On a night unlike many others, I took a taxi home. I had approached the first cab I saw outside of the bar, but the driver didn’t have a credit card machine and I didn’t have cash. The second cab I approached didn’t want to go to my neighborhood. The third driver agreed to it.
It was indeed a night like many others, except on this particular night, behind the wheel sat a woman, a rarity in Boston as in most places in the world. I told her where I was going, and the cab took off, headed away from campus and toward home.
I was looking out the window, watching the passing winter scene, when my driver reached for her music and turned it up…Arabic music, but with so slight an accent that it was impossible to discern its origins.
she replied, without a second’s pause.
My heart skipped a beat. What are the chances? Home for less than twenty-four hours and missing Beirut, and all of the people contained within it, terribly, and who do I stumble upon but a female Lebanese taxi driver who doesn’t even flinch when I, Wilma Flintstone for all intents and purposes, speak Arabic to her.

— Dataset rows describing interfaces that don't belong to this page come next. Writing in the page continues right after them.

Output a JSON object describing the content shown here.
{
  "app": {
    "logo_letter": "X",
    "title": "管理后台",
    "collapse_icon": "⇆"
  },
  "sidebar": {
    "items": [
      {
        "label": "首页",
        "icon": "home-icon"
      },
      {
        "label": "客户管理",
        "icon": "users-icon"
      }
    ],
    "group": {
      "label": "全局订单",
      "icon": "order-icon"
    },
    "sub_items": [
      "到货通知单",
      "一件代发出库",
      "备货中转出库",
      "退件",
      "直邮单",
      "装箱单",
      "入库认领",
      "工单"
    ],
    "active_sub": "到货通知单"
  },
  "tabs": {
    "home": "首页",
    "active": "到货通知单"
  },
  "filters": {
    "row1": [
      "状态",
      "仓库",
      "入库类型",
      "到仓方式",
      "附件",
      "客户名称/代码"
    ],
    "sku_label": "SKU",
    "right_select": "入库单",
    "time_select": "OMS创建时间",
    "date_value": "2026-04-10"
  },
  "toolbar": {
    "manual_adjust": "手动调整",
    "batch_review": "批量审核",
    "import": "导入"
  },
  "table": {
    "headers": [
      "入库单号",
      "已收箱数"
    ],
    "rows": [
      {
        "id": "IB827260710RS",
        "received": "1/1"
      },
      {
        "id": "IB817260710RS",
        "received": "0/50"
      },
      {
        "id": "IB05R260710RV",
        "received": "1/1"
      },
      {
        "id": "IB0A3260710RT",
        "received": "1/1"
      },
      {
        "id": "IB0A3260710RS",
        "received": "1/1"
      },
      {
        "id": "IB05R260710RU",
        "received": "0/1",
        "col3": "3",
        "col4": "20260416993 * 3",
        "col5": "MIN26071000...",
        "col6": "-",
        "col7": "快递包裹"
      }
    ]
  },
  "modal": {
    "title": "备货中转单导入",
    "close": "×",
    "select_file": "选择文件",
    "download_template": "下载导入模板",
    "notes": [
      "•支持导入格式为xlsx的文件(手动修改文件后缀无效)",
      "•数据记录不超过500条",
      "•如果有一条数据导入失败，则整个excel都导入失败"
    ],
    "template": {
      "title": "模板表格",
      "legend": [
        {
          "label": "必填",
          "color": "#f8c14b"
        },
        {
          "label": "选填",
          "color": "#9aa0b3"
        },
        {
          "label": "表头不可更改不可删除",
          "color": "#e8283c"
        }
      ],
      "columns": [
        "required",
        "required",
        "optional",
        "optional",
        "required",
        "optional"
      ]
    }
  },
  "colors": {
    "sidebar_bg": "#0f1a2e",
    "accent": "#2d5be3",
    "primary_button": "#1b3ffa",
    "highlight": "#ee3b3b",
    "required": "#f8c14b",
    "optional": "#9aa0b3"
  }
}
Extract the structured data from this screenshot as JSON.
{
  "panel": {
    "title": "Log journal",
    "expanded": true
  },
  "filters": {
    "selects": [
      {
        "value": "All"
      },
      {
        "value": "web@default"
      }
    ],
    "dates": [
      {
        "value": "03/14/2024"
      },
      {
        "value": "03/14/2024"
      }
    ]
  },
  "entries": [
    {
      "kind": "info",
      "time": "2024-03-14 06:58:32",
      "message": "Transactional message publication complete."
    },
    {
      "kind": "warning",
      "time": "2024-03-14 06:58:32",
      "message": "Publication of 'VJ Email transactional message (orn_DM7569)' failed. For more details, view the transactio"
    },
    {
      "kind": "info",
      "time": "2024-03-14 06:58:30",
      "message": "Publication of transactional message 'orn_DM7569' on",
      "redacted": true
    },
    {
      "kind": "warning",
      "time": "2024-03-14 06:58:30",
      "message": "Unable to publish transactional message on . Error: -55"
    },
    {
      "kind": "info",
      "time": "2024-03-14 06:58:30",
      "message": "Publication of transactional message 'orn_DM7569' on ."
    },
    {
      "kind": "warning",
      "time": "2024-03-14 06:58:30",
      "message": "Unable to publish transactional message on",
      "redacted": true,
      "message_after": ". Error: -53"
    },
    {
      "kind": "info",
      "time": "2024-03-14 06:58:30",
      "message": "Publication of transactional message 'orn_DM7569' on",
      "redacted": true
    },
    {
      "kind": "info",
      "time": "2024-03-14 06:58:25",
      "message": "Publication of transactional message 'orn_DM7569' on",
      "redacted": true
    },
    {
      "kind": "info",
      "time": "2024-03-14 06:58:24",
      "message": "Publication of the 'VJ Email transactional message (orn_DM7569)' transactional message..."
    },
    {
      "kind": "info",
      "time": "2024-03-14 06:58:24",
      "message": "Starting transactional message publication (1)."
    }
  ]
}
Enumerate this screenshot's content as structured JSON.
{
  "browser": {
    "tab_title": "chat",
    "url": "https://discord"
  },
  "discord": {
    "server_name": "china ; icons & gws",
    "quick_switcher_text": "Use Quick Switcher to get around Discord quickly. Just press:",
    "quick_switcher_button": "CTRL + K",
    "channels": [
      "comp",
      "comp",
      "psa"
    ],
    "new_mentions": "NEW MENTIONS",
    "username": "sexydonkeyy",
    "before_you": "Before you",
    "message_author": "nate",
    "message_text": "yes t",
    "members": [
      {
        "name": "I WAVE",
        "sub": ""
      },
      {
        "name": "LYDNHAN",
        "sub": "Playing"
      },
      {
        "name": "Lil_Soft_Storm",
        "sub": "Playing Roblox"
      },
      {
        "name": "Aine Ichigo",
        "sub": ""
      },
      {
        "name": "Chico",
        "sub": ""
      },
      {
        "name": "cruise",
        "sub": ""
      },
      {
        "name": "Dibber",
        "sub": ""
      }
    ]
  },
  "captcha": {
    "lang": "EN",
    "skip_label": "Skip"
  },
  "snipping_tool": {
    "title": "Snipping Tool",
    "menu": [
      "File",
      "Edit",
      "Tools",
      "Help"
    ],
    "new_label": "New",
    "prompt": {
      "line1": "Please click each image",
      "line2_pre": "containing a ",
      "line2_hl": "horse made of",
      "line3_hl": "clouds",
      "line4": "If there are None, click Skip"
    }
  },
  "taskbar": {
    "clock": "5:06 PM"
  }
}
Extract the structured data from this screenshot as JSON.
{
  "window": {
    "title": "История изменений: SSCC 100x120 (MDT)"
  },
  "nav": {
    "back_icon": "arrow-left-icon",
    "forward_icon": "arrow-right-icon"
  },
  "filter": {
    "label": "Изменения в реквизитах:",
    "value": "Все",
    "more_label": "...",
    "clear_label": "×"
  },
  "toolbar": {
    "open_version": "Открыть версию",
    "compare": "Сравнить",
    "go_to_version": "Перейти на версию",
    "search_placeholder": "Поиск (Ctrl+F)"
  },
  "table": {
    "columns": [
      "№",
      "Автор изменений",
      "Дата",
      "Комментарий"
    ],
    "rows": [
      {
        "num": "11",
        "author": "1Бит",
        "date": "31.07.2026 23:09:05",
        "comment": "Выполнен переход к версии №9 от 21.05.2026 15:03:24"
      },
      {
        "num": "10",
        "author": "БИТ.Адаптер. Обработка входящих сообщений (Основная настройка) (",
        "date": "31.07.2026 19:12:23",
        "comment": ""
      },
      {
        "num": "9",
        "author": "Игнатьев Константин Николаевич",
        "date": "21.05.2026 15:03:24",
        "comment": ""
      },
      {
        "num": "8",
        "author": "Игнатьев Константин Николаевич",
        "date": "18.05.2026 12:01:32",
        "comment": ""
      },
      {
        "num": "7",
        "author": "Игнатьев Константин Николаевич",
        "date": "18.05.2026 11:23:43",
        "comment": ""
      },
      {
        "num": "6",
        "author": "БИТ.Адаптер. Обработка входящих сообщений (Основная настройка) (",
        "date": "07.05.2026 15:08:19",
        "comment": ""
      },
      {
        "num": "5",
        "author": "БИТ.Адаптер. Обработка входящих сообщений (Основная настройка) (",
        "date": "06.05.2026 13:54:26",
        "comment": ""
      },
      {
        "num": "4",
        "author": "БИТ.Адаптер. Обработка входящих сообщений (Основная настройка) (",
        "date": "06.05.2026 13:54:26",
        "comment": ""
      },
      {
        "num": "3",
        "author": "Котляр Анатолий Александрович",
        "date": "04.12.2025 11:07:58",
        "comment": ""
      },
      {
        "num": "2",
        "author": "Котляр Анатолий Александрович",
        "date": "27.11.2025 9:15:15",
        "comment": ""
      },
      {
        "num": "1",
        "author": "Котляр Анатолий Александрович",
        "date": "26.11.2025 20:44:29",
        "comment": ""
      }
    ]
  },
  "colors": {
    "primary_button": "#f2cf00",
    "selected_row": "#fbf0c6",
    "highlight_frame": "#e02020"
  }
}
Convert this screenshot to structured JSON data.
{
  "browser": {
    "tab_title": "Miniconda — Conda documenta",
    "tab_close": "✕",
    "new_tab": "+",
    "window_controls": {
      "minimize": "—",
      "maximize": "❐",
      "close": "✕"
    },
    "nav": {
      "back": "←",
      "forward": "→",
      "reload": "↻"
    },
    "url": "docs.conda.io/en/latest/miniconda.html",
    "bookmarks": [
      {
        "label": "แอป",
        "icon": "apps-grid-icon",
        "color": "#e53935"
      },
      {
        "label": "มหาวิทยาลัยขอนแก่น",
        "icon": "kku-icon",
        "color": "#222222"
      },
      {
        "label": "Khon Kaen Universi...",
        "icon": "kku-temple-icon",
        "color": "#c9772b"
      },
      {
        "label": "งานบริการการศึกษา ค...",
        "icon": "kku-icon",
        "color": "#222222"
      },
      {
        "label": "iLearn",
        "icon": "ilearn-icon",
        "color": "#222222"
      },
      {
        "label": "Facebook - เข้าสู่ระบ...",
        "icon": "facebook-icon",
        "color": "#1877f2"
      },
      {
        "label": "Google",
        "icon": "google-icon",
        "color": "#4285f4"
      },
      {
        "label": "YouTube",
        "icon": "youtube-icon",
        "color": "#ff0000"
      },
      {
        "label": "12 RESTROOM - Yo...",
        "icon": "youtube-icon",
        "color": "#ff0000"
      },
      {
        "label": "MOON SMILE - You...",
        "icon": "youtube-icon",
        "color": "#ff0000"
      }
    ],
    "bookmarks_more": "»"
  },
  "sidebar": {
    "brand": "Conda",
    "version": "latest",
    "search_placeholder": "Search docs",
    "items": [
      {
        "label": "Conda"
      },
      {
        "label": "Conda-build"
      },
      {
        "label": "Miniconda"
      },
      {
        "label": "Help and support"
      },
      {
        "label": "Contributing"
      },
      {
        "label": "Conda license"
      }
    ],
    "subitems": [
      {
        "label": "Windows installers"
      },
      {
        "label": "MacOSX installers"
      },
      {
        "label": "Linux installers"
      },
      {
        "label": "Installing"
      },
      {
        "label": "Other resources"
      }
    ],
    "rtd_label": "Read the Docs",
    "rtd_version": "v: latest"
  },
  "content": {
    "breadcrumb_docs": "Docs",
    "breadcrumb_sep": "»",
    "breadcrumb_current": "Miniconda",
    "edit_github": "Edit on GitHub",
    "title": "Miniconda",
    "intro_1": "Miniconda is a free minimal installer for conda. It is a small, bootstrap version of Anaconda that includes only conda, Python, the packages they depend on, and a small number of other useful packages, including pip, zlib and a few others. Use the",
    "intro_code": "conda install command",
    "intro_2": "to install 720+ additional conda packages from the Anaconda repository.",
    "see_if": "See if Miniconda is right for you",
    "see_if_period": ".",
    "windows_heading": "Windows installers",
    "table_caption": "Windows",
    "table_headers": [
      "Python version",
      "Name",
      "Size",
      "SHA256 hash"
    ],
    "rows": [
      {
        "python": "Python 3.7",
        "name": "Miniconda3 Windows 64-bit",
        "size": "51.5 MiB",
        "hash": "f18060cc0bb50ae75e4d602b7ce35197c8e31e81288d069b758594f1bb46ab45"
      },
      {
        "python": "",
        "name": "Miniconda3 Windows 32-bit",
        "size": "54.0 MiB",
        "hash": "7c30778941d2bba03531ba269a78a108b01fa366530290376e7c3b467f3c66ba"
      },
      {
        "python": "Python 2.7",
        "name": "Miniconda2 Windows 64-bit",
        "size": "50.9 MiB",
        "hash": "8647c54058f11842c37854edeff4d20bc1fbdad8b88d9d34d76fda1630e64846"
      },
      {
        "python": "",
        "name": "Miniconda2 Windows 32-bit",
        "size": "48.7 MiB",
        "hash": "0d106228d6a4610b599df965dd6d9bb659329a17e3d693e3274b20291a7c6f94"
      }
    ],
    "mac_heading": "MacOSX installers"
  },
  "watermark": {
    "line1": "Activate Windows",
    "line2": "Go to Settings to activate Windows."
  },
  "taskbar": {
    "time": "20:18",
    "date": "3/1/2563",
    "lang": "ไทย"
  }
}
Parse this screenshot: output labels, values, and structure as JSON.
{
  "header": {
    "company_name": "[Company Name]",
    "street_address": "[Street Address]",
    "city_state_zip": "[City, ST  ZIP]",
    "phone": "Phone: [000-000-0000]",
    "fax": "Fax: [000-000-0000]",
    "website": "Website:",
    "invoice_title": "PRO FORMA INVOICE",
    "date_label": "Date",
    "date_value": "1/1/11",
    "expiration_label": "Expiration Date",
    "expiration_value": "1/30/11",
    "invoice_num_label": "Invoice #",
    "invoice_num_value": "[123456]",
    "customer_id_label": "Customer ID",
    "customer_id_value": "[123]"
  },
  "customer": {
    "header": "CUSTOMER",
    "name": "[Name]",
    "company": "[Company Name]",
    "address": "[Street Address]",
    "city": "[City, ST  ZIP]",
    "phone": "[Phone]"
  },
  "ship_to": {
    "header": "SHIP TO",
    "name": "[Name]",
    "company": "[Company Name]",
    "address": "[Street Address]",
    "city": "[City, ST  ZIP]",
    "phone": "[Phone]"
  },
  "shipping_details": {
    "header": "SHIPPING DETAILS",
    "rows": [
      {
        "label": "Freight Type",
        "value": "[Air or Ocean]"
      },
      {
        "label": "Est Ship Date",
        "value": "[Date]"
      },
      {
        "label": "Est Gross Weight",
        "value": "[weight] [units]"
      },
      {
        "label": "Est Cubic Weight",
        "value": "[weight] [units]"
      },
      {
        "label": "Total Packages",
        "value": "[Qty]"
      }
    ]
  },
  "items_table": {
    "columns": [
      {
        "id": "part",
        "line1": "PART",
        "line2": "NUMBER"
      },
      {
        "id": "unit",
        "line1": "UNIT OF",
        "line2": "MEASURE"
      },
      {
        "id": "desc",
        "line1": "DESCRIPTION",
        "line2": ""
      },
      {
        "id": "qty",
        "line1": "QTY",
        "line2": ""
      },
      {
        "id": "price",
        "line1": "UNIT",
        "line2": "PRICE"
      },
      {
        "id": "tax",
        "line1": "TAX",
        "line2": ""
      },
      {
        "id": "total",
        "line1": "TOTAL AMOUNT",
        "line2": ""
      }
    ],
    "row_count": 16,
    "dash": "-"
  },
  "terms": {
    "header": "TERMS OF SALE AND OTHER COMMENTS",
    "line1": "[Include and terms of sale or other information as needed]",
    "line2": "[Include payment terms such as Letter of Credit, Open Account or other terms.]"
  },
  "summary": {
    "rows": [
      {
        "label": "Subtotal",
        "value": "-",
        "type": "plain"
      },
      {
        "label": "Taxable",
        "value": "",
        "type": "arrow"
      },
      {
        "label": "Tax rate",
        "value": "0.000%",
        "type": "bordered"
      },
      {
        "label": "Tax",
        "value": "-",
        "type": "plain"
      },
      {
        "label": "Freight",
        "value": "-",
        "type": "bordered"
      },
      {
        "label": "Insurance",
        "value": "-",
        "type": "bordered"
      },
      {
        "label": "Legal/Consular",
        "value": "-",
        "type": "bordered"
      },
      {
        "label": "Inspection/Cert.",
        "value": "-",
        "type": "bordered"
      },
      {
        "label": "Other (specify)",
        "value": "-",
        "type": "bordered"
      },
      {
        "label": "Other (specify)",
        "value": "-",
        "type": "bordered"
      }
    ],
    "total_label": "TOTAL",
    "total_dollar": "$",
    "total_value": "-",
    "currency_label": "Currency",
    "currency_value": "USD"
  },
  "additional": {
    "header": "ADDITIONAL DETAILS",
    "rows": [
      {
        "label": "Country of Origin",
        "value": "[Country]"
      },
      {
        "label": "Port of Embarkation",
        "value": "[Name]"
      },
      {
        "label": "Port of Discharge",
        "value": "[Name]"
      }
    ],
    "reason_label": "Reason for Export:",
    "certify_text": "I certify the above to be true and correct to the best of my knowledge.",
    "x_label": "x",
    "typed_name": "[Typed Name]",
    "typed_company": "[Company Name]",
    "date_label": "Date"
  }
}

I wish I could say there was some revelatory statement to be made, something about fate or chance, but the fact of the matter is, it was a night like any other night…Except that on this particular night, when I was missing Beirut with every inch of my being, my cab driver happened to be the only female Lebanese cab driver in the entire city of Boston.